**Material for the task:**

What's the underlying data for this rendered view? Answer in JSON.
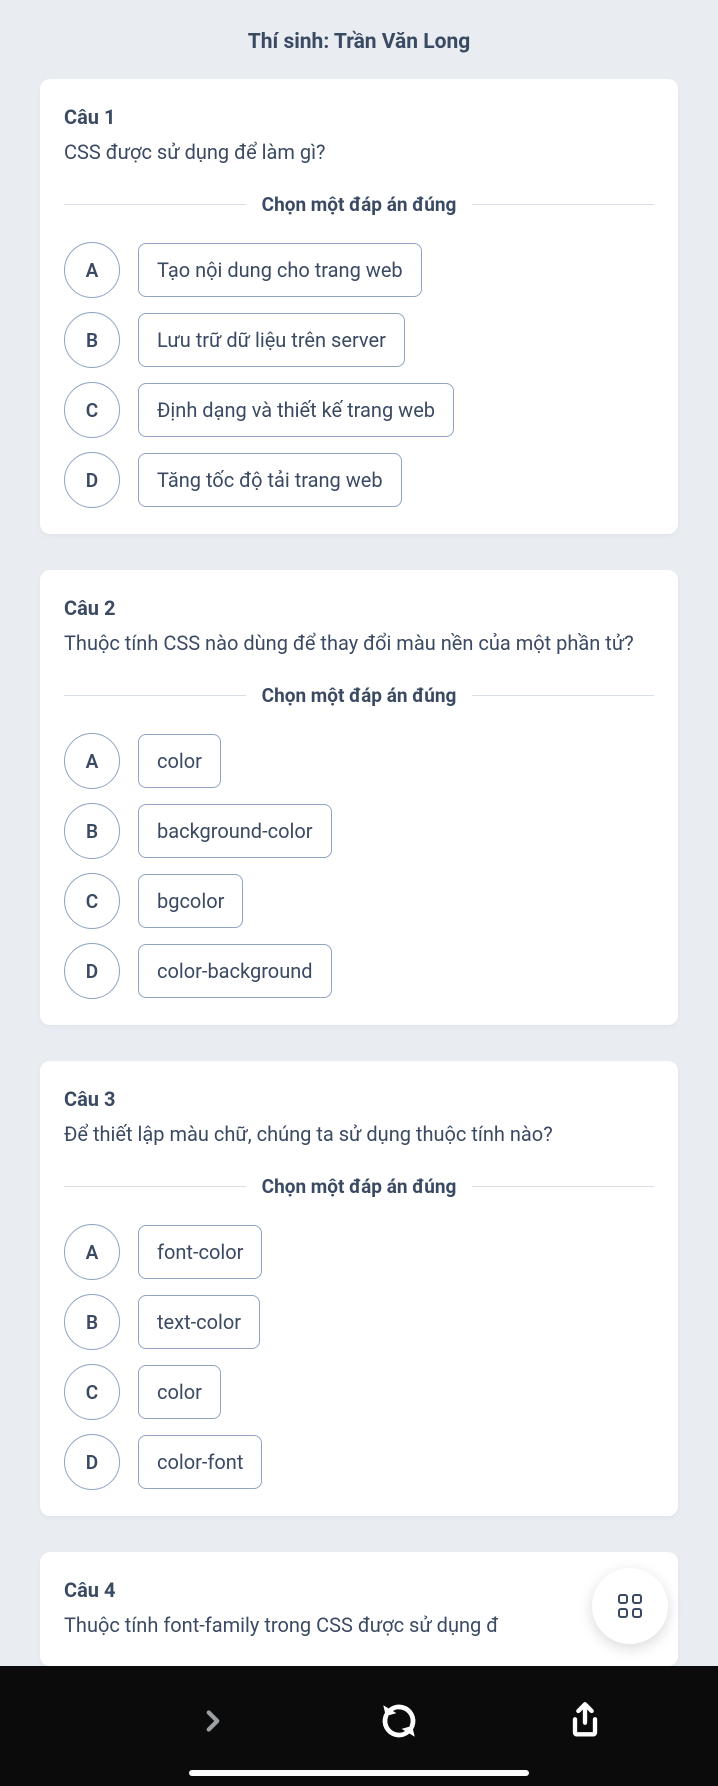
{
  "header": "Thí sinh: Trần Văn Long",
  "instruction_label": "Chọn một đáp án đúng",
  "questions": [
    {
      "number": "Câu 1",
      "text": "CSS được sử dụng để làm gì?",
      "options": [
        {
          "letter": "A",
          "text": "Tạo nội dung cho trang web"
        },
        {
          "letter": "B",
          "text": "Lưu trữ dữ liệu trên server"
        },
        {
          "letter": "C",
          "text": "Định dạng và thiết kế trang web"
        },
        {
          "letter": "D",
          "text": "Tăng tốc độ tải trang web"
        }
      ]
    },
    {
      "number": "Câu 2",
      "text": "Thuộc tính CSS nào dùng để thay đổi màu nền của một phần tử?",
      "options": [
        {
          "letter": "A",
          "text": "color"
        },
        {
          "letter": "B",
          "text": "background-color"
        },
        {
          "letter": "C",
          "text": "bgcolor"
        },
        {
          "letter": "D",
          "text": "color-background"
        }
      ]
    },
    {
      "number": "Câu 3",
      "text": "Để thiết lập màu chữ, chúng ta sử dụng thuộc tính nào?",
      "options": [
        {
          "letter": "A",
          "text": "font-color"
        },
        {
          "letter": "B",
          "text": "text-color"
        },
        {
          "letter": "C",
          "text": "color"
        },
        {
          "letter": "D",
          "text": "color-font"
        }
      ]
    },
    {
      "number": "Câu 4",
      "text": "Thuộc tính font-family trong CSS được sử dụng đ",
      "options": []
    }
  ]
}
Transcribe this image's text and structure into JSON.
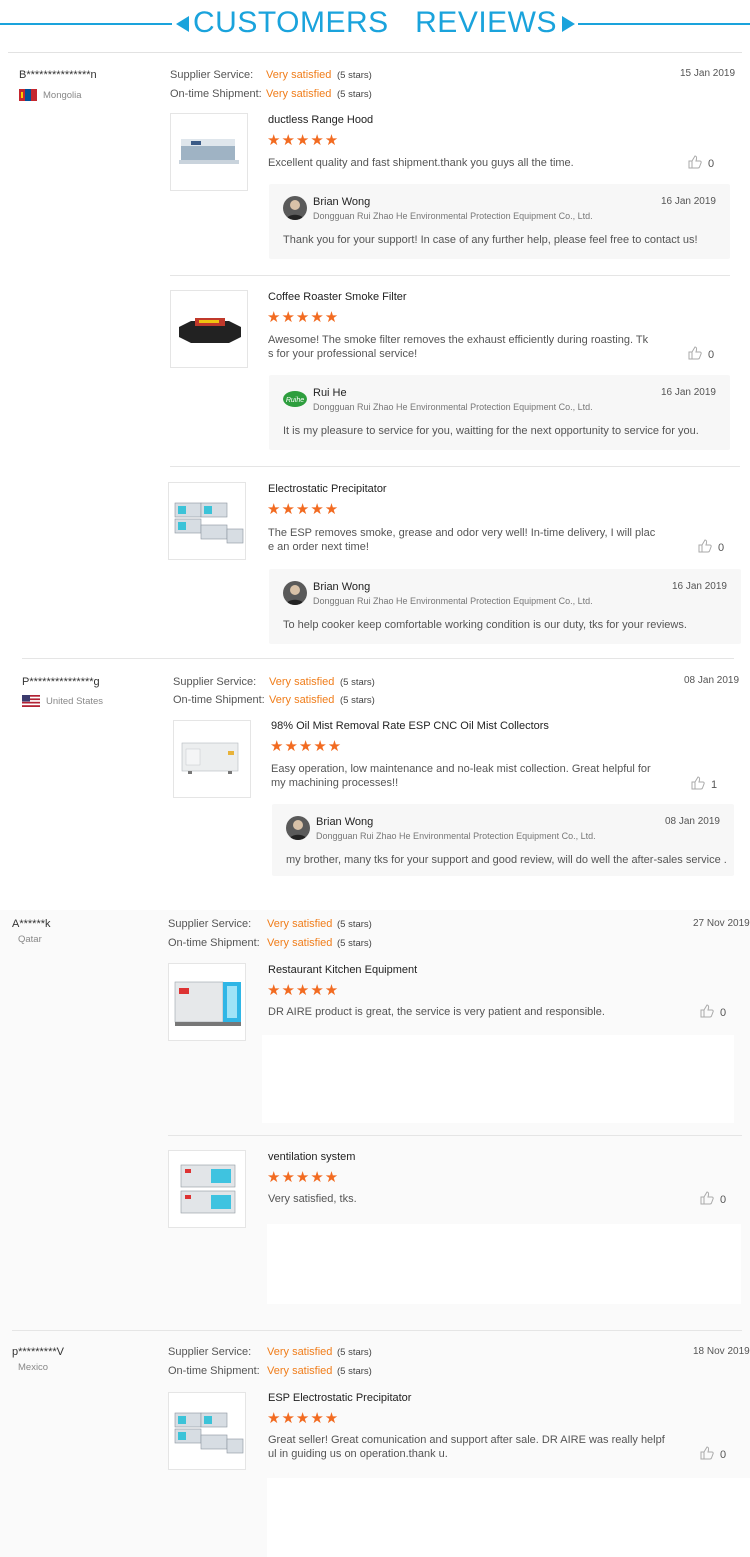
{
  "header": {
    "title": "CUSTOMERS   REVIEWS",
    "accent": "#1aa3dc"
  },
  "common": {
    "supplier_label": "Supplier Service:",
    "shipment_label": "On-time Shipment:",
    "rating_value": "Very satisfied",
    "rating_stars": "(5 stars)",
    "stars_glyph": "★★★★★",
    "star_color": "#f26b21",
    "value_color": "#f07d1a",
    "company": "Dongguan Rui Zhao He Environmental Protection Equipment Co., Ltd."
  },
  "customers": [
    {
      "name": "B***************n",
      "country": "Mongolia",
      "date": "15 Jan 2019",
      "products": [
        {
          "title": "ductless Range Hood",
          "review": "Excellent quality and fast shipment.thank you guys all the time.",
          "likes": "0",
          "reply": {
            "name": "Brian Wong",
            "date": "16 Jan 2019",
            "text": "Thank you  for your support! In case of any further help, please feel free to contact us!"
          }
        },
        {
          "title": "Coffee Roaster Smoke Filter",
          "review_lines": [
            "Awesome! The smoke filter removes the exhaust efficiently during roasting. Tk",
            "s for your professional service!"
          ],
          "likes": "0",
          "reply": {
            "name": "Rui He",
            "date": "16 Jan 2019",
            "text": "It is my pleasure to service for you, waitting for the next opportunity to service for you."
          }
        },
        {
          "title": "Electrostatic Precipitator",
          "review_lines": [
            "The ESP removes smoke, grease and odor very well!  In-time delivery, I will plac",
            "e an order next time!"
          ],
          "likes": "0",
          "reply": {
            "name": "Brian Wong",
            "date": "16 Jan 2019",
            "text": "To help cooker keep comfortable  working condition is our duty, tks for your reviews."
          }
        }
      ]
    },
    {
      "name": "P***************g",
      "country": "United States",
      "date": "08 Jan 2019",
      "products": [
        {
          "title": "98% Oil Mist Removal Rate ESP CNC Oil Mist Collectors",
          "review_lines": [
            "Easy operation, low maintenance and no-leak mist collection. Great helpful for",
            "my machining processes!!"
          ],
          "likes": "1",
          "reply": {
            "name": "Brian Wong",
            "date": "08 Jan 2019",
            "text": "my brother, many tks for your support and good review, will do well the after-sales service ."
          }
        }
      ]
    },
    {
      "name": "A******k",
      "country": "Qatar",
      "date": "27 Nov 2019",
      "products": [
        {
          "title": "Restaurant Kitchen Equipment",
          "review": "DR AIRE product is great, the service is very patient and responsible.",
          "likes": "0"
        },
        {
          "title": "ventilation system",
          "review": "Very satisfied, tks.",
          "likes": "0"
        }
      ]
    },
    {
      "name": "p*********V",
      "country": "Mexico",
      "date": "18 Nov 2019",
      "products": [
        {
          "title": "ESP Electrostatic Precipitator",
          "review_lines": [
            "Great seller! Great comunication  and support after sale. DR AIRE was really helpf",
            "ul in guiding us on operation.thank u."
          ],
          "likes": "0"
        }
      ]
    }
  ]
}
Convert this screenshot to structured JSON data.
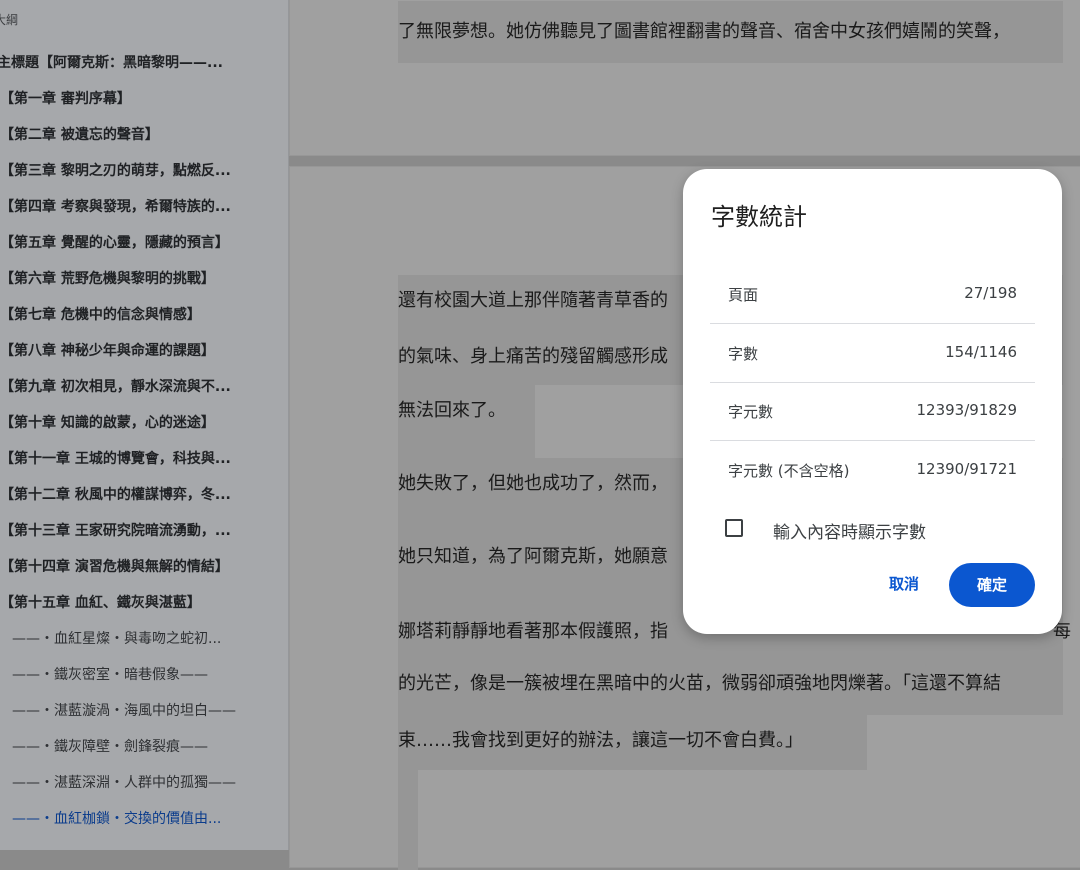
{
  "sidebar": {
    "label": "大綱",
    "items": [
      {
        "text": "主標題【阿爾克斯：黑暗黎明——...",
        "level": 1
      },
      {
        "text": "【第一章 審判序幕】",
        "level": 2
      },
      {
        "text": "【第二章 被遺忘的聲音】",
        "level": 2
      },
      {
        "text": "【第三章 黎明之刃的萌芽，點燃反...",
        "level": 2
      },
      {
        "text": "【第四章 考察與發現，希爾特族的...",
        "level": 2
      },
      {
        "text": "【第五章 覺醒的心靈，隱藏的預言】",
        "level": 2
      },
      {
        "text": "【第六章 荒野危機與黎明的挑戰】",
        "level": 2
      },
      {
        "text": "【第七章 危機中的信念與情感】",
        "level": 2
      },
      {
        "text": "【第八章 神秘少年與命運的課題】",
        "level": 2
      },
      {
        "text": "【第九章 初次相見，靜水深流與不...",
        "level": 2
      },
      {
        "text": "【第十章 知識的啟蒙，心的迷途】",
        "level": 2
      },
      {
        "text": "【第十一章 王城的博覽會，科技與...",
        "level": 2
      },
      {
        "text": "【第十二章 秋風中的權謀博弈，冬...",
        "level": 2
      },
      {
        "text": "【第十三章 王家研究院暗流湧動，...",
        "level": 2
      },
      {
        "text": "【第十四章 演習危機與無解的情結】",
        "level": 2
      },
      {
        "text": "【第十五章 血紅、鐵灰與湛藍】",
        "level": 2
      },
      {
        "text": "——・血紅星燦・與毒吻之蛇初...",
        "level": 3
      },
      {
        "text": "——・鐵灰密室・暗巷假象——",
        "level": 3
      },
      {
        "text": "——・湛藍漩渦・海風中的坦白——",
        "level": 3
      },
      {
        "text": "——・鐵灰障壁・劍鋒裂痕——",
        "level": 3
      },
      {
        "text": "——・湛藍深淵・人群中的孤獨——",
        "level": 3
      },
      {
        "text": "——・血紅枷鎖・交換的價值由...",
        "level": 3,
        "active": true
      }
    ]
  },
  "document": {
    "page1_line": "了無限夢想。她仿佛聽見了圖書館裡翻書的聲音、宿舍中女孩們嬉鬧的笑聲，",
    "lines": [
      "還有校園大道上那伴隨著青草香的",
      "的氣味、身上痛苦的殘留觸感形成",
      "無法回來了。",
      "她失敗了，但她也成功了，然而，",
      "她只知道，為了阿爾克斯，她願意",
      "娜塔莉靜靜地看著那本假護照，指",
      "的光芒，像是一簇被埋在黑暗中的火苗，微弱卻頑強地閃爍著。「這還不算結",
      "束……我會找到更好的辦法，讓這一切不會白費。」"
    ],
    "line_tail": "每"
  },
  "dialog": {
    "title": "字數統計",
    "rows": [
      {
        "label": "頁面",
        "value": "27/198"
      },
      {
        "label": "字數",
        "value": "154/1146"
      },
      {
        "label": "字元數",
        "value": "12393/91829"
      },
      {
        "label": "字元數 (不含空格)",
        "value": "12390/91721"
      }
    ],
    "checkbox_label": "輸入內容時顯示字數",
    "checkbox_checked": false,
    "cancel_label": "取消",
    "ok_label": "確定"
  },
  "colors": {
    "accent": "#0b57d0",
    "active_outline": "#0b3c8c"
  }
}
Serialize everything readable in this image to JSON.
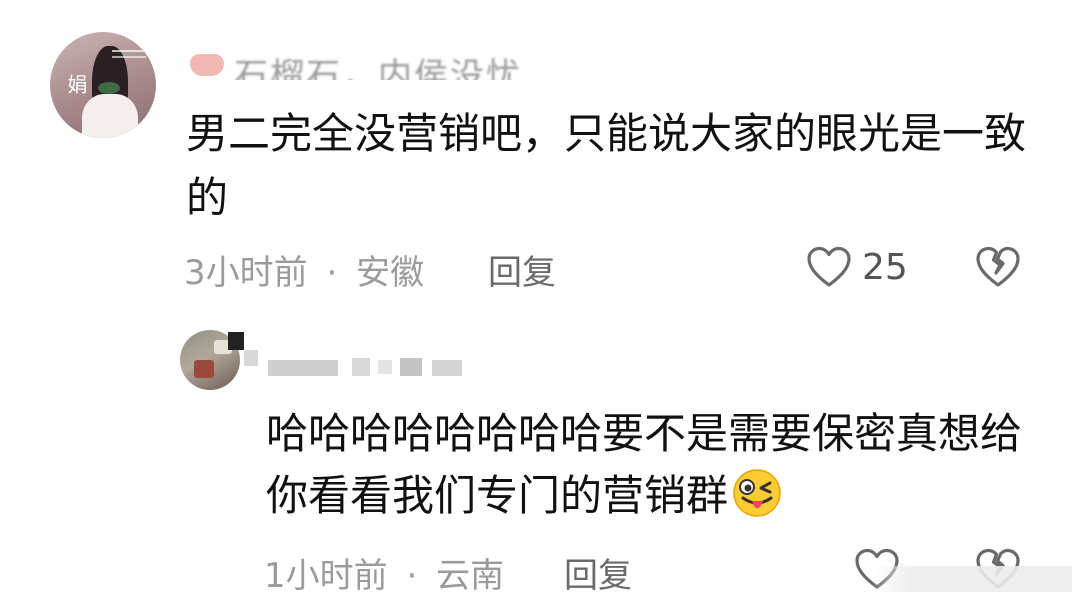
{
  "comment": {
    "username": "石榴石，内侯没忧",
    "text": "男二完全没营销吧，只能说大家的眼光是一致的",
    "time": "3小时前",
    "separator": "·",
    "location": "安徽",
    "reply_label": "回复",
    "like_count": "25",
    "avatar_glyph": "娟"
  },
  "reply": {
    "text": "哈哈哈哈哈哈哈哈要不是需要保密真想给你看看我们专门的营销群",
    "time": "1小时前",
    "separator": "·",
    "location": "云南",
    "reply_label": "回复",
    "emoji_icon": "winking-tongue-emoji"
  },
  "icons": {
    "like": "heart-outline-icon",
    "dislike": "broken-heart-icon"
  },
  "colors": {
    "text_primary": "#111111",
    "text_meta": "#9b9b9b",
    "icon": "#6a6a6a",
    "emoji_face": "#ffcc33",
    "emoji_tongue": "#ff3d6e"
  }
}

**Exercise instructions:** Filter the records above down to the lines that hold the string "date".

**Response for this exercise:**
      "date": "15 Jan 2019",
            "date": "16 Jan 2019",
            "date": "16 Jan 2019",
            "date": "16 Jan 2019",
      "date": "08 Jan 2019",
            "date": "08 Jan 2019",
      "date": "27 Nov 2019",
      "date": "18 Nov 2019",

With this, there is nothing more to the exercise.